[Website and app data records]
+++++
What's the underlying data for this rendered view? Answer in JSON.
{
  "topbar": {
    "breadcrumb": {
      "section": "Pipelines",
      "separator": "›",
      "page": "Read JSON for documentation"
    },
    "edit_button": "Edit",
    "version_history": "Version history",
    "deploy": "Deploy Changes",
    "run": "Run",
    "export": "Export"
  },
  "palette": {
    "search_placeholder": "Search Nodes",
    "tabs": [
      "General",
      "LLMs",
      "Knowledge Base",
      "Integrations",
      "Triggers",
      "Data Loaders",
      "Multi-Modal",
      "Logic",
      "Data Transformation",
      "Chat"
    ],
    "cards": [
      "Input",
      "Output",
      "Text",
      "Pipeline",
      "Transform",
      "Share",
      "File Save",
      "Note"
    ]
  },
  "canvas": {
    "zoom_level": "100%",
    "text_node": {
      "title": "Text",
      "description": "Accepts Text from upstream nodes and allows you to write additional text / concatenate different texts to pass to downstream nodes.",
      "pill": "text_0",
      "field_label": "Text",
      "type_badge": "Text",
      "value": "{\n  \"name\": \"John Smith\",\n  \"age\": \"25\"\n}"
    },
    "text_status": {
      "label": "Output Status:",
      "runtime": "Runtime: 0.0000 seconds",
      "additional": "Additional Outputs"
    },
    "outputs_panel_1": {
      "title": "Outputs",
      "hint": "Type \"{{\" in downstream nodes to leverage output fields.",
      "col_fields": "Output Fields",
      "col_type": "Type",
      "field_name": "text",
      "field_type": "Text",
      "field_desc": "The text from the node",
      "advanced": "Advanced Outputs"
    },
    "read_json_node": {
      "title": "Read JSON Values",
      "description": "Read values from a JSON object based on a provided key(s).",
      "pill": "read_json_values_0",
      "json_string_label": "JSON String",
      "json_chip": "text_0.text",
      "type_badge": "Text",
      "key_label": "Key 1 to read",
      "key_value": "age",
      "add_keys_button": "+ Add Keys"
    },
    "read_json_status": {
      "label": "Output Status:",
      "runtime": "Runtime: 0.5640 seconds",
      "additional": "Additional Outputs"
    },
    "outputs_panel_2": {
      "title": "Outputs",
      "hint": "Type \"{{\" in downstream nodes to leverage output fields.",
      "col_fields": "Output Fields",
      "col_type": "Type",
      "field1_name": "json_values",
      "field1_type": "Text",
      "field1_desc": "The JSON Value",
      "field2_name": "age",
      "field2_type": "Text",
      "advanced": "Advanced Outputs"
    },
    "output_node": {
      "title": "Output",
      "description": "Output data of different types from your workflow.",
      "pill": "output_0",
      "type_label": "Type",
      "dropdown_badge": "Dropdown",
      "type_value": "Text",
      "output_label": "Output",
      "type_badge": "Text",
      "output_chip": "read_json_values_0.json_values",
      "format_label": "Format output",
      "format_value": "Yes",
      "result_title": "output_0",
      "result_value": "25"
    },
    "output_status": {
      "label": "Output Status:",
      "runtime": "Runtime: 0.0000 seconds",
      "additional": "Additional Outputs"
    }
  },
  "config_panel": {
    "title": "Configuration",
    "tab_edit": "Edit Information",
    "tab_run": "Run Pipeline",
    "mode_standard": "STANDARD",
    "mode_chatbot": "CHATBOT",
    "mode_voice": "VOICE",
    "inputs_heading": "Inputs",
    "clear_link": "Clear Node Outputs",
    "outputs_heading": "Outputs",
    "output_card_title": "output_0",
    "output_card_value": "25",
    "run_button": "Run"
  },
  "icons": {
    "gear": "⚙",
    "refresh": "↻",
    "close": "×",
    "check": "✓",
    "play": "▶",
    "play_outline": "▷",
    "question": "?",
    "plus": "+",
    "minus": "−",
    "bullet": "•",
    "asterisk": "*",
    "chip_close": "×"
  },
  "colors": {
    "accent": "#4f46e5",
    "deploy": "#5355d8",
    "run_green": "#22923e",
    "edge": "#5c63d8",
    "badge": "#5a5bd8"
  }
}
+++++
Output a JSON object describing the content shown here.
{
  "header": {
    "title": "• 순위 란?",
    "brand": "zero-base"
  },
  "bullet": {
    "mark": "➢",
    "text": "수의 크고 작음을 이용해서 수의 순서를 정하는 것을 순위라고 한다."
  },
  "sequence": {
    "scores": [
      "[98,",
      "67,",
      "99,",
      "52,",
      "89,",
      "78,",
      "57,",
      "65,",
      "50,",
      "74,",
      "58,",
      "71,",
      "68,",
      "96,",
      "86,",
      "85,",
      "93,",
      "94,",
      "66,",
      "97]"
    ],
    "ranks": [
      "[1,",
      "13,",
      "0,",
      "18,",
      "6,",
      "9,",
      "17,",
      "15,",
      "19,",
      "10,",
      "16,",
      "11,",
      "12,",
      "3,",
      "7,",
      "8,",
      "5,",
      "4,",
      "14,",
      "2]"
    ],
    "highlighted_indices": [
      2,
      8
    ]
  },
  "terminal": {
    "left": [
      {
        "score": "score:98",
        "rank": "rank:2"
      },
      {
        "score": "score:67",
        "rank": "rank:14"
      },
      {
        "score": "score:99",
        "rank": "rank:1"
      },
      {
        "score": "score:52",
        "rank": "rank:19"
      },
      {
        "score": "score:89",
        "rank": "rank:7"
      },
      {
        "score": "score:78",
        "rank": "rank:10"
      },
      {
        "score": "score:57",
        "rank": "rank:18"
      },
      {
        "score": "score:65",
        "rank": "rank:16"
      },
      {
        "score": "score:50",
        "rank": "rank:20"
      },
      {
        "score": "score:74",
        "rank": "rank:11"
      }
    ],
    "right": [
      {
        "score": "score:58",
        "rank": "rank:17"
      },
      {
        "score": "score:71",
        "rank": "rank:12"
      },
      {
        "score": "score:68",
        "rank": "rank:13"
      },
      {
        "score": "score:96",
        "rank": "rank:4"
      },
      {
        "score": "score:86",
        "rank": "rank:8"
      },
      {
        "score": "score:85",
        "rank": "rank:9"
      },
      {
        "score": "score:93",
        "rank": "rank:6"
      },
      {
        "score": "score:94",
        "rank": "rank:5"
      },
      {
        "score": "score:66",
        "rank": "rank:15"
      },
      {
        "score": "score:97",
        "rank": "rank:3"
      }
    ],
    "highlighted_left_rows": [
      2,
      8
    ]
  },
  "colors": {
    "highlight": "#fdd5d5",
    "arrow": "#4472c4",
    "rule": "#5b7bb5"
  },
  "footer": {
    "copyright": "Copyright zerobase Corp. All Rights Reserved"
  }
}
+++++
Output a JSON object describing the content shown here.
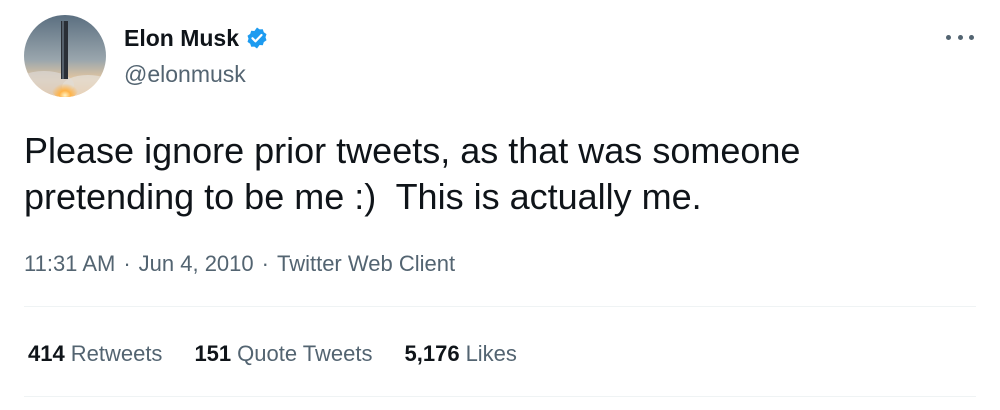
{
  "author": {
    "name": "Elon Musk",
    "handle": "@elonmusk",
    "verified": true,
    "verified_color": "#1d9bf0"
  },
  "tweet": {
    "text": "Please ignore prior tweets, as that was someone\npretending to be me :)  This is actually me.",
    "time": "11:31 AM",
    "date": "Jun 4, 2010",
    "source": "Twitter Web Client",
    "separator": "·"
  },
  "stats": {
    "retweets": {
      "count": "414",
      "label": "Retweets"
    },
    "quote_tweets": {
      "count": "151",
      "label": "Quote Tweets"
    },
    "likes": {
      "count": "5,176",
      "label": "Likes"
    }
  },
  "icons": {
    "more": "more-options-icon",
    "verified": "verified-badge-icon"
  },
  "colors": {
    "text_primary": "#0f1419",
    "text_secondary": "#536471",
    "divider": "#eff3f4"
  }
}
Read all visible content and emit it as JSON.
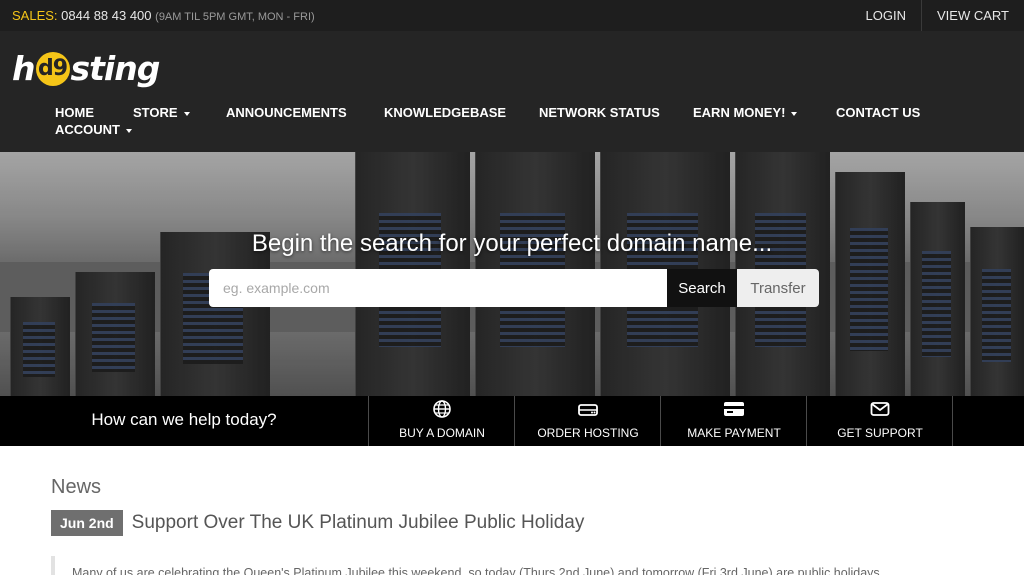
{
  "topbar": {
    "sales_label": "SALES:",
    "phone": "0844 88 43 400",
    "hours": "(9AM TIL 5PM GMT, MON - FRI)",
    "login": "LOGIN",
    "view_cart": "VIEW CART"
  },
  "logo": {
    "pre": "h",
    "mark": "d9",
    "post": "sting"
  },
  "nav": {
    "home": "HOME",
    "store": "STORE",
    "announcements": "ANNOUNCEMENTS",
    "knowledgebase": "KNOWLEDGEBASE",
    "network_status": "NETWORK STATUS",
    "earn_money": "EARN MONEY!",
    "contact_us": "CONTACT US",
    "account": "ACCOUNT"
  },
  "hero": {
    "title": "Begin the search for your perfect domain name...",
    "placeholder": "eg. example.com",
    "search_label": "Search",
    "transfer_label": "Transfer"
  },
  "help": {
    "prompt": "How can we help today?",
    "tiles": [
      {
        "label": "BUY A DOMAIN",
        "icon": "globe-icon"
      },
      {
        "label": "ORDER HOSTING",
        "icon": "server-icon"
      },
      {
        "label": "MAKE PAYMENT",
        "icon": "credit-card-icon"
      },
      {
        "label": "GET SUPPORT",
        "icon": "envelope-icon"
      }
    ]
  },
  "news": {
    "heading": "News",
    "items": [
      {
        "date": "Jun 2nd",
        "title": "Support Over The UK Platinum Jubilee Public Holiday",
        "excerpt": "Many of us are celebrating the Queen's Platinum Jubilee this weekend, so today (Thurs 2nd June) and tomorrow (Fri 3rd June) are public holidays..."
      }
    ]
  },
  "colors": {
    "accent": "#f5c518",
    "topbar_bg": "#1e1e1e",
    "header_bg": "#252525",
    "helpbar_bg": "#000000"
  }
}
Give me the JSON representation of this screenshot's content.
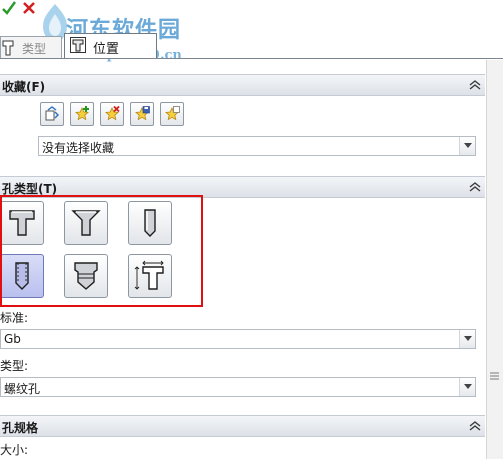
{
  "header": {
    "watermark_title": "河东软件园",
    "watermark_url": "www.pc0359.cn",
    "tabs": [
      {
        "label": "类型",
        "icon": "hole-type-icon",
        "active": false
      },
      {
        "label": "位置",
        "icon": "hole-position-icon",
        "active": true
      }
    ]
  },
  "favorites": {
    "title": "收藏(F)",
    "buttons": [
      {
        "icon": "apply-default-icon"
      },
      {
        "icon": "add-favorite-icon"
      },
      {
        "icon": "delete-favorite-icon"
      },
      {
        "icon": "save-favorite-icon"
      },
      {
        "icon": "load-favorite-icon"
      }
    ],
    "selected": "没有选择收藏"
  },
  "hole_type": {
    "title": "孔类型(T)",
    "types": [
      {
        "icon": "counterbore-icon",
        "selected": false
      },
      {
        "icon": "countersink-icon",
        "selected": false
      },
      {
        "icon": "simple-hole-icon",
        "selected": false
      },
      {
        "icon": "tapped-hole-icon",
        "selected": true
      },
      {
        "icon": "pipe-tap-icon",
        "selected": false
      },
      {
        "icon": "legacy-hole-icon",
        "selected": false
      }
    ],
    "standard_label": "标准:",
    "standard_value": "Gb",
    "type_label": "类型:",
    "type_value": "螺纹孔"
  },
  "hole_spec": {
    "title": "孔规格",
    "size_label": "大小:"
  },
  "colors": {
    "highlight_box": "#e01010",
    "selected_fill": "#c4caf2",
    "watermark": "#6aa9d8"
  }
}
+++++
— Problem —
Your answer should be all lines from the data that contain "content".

— Exercise solution —
Output a JSON object describing the content shown here.
Output a JSON object describing the content shown here.
Read all visible content and emit it as JSON.
Give me the JSON representation of this screenshot's content.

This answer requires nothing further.